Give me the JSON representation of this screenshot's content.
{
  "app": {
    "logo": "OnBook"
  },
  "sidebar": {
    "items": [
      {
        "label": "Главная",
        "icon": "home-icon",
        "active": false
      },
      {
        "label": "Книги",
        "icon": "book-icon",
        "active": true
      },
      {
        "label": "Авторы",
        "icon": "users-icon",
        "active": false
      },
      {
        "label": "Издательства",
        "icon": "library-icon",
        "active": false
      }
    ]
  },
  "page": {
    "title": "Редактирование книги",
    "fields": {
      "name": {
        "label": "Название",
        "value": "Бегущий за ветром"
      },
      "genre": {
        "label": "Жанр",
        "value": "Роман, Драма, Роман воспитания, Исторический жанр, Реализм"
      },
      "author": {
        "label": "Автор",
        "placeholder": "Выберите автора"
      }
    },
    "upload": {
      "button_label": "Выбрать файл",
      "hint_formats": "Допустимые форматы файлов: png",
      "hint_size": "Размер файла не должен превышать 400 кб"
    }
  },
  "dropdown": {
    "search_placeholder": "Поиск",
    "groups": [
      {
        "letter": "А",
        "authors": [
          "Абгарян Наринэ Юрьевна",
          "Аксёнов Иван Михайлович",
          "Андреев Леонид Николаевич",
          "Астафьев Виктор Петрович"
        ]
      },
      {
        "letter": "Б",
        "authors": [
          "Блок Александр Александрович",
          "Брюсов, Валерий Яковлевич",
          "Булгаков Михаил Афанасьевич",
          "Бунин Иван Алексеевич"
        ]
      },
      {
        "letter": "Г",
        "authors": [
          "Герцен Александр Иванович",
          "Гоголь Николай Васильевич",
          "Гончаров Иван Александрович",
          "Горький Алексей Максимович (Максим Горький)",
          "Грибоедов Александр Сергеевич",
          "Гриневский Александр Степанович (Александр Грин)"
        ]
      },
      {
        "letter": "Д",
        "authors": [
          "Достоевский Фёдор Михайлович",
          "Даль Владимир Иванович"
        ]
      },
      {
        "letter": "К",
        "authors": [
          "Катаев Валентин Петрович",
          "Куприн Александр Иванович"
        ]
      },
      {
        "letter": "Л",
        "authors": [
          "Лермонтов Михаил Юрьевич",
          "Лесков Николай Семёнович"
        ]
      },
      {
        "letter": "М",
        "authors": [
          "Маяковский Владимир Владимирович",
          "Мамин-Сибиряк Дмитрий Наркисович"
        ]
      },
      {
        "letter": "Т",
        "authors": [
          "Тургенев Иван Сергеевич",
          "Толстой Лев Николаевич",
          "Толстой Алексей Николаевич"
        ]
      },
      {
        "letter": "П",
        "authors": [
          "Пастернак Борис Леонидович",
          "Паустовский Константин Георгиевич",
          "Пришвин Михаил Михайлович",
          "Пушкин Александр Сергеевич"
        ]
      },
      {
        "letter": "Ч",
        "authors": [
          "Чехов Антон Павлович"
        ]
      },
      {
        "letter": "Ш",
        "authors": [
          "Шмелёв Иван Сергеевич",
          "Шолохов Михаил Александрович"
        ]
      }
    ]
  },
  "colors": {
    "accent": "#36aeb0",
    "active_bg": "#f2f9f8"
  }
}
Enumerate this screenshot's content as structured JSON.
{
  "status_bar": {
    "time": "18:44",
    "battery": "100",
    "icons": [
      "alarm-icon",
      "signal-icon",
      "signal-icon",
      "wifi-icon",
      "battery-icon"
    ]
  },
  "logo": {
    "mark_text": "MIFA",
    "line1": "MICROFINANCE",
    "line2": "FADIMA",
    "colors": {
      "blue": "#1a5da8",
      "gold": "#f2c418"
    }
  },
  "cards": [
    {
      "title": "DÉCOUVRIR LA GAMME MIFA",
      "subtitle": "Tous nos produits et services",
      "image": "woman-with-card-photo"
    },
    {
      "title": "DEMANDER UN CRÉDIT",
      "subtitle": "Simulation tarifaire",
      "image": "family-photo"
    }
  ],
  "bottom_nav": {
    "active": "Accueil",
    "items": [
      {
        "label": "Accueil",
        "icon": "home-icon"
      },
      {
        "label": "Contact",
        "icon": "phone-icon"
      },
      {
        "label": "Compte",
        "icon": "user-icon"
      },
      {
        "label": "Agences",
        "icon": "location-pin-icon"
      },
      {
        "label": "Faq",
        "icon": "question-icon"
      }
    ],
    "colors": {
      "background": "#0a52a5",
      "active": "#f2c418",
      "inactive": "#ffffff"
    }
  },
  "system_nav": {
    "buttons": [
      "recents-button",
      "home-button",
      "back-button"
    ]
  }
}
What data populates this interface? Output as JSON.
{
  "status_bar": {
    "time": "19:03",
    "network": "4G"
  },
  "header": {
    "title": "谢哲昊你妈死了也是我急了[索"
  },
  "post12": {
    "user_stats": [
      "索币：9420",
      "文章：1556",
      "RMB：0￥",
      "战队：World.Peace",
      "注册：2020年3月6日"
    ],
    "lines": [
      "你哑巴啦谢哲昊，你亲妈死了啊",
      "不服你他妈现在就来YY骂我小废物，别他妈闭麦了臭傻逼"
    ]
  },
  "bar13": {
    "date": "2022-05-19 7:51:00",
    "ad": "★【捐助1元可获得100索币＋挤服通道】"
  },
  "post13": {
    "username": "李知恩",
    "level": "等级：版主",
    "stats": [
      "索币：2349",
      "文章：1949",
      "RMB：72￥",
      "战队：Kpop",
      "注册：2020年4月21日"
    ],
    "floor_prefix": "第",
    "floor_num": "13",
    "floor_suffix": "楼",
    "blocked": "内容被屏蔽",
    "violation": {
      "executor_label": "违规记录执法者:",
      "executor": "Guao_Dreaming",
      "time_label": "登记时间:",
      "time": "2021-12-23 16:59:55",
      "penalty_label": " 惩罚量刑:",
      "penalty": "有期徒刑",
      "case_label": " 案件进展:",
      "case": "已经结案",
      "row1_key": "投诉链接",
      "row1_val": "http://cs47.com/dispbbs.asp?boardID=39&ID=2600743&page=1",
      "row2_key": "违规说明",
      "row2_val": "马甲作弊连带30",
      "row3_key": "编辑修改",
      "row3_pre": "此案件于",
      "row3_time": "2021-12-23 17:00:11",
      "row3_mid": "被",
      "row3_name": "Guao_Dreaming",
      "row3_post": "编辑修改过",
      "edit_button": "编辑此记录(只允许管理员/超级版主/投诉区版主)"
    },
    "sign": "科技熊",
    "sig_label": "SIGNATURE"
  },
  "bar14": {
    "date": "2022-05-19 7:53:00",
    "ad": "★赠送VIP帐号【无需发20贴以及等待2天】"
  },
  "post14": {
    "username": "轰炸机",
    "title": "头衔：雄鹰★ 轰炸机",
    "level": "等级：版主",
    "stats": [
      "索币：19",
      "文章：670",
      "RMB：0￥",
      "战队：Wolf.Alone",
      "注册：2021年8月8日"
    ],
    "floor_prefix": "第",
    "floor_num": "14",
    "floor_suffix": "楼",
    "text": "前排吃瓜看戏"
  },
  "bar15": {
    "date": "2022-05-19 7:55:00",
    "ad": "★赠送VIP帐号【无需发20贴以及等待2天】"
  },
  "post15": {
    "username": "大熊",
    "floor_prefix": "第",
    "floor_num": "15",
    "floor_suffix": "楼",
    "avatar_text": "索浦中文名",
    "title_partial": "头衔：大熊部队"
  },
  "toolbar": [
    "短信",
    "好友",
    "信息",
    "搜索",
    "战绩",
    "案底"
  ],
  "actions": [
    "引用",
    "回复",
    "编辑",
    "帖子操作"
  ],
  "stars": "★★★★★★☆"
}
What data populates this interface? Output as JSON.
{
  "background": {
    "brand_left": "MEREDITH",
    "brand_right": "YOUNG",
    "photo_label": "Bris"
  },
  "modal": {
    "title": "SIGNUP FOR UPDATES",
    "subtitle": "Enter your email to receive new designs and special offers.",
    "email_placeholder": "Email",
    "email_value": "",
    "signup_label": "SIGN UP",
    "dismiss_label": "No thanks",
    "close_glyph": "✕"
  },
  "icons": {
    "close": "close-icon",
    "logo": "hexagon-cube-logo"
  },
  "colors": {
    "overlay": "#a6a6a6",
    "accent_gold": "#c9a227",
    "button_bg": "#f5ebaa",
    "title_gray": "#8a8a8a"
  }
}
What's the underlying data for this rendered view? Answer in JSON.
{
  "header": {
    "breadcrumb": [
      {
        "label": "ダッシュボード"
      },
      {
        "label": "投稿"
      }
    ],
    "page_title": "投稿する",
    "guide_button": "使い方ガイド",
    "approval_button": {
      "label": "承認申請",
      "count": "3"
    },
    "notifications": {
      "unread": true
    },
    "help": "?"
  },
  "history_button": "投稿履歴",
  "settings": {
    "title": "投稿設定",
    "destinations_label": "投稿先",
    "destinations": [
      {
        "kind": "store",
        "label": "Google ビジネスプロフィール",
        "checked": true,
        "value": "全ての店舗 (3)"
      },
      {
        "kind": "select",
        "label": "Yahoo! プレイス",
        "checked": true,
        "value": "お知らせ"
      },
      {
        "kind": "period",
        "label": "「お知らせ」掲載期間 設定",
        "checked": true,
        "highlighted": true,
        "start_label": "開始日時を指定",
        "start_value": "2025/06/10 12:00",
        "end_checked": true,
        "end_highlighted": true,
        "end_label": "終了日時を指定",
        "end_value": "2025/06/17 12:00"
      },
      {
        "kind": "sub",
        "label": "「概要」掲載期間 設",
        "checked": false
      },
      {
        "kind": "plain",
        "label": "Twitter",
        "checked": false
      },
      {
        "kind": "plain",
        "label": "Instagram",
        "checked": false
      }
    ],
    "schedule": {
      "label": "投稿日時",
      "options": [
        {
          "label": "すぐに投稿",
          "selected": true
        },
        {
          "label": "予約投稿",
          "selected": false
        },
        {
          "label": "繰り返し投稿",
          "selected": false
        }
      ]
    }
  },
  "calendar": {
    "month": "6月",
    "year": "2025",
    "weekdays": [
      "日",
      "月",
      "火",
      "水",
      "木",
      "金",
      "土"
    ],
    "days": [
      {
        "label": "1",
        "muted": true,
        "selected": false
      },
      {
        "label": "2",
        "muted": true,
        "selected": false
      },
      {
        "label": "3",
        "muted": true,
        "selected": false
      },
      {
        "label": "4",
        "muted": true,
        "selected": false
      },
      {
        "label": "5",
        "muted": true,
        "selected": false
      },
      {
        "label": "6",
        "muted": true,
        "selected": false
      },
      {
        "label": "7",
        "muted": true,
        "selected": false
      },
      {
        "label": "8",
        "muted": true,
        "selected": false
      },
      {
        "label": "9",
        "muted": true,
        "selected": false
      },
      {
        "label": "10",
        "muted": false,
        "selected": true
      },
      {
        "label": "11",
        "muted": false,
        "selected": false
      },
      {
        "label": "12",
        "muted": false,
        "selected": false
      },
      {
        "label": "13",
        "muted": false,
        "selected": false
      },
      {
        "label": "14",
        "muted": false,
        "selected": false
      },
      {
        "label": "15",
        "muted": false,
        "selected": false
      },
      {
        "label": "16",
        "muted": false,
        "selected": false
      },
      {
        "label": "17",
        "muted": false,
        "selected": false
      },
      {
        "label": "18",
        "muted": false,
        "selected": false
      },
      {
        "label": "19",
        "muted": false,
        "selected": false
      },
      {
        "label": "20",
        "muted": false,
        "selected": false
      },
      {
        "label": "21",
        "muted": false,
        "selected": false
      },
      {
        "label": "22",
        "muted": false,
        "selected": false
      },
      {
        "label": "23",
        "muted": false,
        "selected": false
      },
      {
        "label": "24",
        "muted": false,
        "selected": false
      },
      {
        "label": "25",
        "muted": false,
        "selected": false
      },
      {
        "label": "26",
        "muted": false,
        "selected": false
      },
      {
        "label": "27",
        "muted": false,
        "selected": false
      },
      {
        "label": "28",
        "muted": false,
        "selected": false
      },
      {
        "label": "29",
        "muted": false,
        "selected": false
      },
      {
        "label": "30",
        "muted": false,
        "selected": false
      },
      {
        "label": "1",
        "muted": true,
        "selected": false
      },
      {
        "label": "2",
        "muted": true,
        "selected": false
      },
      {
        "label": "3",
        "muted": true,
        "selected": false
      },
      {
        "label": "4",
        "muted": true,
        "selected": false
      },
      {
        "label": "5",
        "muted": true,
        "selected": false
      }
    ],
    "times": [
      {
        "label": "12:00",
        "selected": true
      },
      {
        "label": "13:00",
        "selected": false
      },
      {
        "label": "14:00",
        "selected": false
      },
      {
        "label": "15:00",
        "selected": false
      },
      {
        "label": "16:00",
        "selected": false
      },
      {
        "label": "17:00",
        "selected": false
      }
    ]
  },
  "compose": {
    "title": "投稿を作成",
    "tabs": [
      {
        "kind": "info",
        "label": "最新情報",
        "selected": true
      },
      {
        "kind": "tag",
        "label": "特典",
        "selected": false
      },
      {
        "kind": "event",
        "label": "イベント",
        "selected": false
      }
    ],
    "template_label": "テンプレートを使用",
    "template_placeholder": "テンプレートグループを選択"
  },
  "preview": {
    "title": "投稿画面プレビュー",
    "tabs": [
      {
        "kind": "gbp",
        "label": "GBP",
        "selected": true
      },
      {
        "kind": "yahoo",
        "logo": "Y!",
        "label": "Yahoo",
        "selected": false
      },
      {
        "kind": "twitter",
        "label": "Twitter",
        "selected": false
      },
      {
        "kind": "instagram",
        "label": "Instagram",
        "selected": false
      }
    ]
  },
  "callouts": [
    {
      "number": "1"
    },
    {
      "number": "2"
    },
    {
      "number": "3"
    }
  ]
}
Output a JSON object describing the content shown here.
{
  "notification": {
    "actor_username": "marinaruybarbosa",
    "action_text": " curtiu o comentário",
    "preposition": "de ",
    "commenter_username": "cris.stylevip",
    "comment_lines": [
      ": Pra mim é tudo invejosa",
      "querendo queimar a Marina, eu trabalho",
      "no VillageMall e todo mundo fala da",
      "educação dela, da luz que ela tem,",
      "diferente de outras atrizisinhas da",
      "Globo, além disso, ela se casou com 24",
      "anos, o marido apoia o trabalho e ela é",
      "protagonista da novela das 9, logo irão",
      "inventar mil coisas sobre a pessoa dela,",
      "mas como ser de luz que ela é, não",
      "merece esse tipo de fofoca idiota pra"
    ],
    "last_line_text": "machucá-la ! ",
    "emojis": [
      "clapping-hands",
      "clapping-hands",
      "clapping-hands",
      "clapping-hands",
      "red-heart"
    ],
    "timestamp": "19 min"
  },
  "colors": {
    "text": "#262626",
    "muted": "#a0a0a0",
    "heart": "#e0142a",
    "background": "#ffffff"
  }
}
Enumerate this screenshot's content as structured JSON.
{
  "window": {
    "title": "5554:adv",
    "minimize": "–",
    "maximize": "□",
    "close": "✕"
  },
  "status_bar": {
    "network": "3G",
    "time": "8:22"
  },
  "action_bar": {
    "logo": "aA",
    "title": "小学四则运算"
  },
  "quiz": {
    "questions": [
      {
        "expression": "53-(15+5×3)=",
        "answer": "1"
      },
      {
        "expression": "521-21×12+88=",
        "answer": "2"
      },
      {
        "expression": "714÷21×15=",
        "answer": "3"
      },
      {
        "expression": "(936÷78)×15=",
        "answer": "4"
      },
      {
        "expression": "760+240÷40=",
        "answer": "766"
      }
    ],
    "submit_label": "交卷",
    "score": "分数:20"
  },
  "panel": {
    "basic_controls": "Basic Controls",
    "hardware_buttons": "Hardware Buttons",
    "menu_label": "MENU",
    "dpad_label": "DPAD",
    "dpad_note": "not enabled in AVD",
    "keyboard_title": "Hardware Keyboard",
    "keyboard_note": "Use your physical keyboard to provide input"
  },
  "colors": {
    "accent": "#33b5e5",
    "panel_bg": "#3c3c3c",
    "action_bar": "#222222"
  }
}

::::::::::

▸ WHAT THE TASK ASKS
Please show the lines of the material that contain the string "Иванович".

▸ EXERCISE ANSWER
          "Герцен Александр Иванович",
          "Даль Владимир Иванович"
          "Куприн Александр Иванович"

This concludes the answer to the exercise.